Thomas Cullen says automotive is once again a logistics growth driver...for now.
The automotive sector has always been big for logistics providers – big and tough. Car assembly pioneered the outsourcing of transport, warehousing and line feeding, and served as a model for other sectors. Yet from the 1990s, profits fell as OEMs drove down prices. Other sectors became more attractive, fuelled by the growth of trade with China.
The market remains big. Transport Intelligence estimates that the logistics market for passenger cars in the developed economies is worth €22.6 billion ($29 billion) per year, and €57 billion globally. But follow ing years of decline, automotive has re-emerged as a growth driver for contract logistics.
While emerging markets like China and Brazil have driven much growth in the supply chain, recovery in the US, along with production and export increases in smaller emerging economies from Mexico to Thailand, are propelling the sector. German output has decelerated, but as Volkswagen’s recent €50 billion investment illustrates, the country remains a surprisingly attractive place to make cars.
But what about profitability? OEMs have been skilled at compressing the margins of logistics providers, with sectors such as road-based car haulage typically suffering. But on the whole, the evidence amongst the big logistics providers suggests that the sector’s profits are average. For Ceva, where automotive accounts for around half of its contract logistics, margins have been around 5% since 2009 – in line with the sector’s norm. Although automotive has been a strong contributor to Ceva’s contract logistics, its profits have recently been hit by two big automotive contracts in the Americas that went sour and from the decline of its Fiat business in Europe. Yet, Ceva’s portfolio remains promising, w ith a strong presence in China and South America.
Kuehne + Nagel is also a growing player for inbound and aftermarket logistics. At around 4%, its margins are just below the average for contract logistics. Since a large part of Kuehne + Nagel’s business is non-automotive it is hard to be sure about the returns on its automotive business. However, it has pursued the likes of BMW and Mercedes-Benz passenger cars so ardently that the Swiss-based company must see potential.
The importance of markets such as the US and Germany should not be neglected, but it is the promise of production in ‘hard to serve’ markets that offers the prospect of growth for larger logistics providers. Unlike Germany or the US, local providers in such regions are weaker, which gives manufacturers fewer options. However, higher profits in these regions have yet to appear for providers for the most part.
There are exceptional performances. Ro-ro shipping is once again a highly attractive business. One the best performers over recent years has been the Wilh. Wilhelmsen Group, which has significant ownership, together with Wallenius Lines, in WWL, Eukor and ASL. The company now achieves double-digit profit margins. With comparatively high entry barriers, such a business also benefits from the increasing size and complexity of intercontinental vehicle flows.
The sun also sets

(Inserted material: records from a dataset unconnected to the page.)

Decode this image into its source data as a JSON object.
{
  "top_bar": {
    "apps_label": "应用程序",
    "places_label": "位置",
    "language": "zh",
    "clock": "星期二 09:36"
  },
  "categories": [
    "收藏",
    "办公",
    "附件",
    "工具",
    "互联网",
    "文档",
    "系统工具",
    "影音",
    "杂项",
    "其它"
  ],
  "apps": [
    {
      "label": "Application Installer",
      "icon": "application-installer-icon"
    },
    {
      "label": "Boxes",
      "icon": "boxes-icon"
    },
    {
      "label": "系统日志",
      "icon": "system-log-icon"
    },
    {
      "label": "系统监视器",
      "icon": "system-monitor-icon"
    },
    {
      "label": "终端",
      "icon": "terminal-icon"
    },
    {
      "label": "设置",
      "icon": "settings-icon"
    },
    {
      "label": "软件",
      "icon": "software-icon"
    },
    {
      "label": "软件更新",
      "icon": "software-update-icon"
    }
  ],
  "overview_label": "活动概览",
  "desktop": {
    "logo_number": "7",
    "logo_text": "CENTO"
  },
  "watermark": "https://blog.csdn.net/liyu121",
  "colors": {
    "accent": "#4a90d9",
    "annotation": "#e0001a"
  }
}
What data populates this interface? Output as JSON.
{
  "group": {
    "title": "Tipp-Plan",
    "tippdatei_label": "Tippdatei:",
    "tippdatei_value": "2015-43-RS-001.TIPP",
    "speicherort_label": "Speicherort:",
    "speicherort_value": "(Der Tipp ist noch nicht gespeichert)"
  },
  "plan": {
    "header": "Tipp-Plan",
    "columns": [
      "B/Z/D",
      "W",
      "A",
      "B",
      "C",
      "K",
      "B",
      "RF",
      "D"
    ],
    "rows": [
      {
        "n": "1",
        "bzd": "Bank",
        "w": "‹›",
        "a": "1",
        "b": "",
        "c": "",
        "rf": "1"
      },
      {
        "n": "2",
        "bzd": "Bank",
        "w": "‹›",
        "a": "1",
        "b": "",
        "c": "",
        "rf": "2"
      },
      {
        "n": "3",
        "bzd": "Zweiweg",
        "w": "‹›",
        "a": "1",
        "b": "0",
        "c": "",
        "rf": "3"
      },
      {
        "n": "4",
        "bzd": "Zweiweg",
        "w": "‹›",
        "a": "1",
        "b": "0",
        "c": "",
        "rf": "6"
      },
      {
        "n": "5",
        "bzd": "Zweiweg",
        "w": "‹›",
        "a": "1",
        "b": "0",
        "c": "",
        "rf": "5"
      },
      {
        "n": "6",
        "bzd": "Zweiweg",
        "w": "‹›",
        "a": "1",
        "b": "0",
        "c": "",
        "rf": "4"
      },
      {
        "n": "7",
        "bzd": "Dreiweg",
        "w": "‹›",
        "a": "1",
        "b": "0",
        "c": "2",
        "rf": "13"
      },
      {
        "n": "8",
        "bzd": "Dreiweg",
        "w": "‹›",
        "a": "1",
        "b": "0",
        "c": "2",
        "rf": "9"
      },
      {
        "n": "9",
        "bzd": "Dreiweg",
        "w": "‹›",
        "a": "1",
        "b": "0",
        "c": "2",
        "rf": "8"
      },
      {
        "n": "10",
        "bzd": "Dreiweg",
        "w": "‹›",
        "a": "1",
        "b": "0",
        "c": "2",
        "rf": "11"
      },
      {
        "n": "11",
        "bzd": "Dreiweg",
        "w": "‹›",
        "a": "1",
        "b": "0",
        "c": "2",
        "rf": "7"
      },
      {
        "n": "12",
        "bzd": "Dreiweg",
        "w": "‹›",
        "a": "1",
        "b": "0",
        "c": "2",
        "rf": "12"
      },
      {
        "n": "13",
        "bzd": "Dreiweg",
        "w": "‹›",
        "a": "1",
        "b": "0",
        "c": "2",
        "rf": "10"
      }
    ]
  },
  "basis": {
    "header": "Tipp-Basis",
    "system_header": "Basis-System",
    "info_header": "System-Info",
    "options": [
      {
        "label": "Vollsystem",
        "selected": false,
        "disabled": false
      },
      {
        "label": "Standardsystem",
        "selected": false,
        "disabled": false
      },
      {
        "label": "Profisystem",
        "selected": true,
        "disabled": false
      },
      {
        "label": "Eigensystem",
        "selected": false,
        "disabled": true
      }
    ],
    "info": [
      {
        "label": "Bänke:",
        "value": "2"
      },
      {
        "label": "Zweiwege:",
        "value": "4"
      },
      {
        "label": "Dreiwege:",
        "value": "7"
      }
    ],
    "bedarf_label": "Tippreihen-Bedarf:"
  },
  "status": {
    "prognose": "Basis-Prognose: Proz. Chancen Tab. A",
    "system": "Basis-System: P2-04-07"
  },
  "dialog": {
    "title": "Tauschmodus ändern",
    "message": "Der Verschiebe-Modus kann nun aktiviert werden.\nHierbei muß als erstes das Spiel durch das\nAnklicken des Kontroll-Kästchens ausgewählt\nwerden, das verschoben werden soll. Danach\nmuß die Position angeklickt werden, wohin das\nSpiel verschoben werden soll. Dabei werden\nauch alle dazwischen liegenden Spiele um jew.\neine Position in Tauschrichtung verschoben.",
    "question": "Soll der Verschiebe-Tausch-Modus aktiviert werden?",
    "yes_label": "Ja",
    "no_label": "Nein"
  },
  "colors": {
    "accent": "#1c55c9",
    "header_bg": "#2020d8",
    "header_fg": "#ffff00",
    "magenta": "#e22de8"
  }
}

Yet before the sector is overwhelmed with optimism, it is necessary to point out that there are losers, especially in the current climate. French and Italian carmakers are facing significant crises. This has already led to the majority sale of the leading French logistics provider for the sector, Gefco, and more fallout is likely.The sun also sets Yet before the sector is overwhelmed with optimism, it is necessary to point out that there are losers, especially in the current climate. French and Italian carmakers are facing significant crises. This has already led to the majority sale of the leading French logistics provider for the sector, Gefco, and more fallout is likely.
There is potential for providers as distressed OEMs adopt more globalised production models and the requisite supply chains to gain economies of scale. These global strategies often require substantial material flow across the globe, particularly during ramp-up periods. But the opportunities here are greater for larger logistics providers who can reach into other continents than they are for smaller companies.
There is also likely to be consolidation among OEMs in the long term. Some medium-sized brands will survive, but in developed and particularly emerging markets like China and India, many producers will fall. This will place more power into the hands of the giants, who will further exploit their economies of scale. Volkswagen in particular appears to be on a charge, with only Toyota rivalling it for profitable size. But Hyundai rivals these carmakers with its aggression and Ford’s recovery has been impressive.
Still, a market dominated by such producers would be a tougher place for even the largest of automotive logistics providers to increase profits. Perhaps the sector ought to enjoy its moment in the sun, however faint it might turn out to be.